(Source data)
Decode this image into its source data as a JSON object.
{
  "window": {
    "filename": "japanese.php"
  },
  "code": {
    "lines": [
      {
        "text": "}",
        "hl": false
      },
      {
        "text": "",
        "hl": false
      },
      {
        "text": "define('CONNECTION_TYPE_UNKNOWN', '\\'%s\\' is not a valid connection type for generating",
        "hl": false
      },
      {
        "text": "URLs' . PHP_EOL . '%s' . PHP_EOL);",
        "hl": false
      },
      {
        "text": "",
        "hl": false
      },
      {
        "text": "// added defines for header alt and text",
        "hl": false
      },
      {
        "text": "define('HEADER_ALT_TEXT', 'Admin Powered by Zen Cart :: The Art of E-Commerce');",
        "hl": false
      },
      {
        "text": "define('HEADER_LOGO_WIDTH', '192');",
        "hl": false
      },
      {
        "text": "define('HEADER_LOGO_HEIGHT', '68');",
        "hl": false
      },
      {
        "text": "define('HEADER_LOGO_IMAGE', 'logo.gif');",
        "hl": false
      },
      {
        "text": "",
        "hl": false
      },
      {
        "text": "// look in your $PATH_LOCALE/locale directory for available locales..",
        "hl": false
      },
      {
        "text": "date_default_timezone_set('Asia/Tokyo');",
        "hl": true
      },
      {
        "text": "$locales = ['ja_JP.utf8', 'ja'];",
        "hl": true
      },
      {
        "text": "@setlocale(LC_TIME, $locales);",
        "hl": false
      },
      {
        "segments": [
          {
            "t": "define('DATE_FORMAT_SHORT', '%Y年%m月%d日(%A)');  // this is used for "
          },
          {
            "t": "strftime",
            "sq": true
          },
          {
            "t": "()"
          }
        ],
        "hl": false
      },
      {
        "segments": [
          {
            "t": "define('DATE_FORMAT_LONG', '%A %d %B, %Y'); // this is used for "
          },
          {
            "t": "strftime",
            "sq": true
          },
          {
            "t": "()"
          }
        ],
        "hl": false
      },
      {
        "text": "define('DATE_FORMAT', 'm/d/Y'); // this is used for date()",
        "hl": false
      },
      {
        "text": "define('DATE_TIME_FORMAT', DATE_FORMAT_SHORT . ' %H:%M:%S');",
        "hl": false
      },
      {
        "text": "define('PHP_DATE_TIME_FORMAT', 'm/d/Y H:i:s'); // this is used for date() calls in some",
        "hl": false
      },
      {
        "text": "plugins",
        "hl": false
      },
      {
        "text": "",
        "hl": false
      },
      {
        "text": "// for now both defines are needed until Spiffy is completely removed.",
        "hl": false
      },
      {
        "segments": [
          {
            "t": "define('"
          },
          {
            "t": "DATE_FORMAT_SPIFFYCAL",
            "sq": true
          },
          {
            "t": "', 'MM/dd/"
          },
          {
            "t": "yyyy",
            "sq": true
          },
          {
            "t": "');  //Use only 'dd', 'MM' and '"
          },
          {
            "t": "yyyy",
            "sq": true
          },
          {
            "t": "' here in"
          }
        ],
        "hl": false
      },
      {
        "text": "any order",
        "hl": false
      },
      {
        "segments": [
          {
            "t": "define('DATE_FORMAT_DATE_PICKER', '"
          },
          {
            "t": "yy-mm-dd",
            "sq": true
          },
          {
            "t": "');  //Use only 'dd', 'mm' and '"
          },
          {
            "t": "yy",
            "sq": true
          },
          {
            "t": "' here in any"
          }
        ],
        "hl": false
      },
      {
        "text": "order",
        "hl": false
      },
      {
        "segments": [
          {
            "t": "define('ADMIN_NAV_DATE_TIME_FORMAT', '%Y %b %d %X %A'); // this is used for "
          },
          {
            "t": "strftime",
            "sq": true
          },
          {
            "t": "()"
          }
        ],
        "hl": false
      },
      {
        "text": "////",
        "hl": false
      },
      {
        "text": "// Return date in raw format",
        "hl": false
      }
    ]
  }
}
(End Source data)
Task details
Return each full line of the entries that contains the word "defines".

Response box
        "text": "// added defines for header alt and text",
        "text": "// for now both defines are needed until Spiffy is completely removed.",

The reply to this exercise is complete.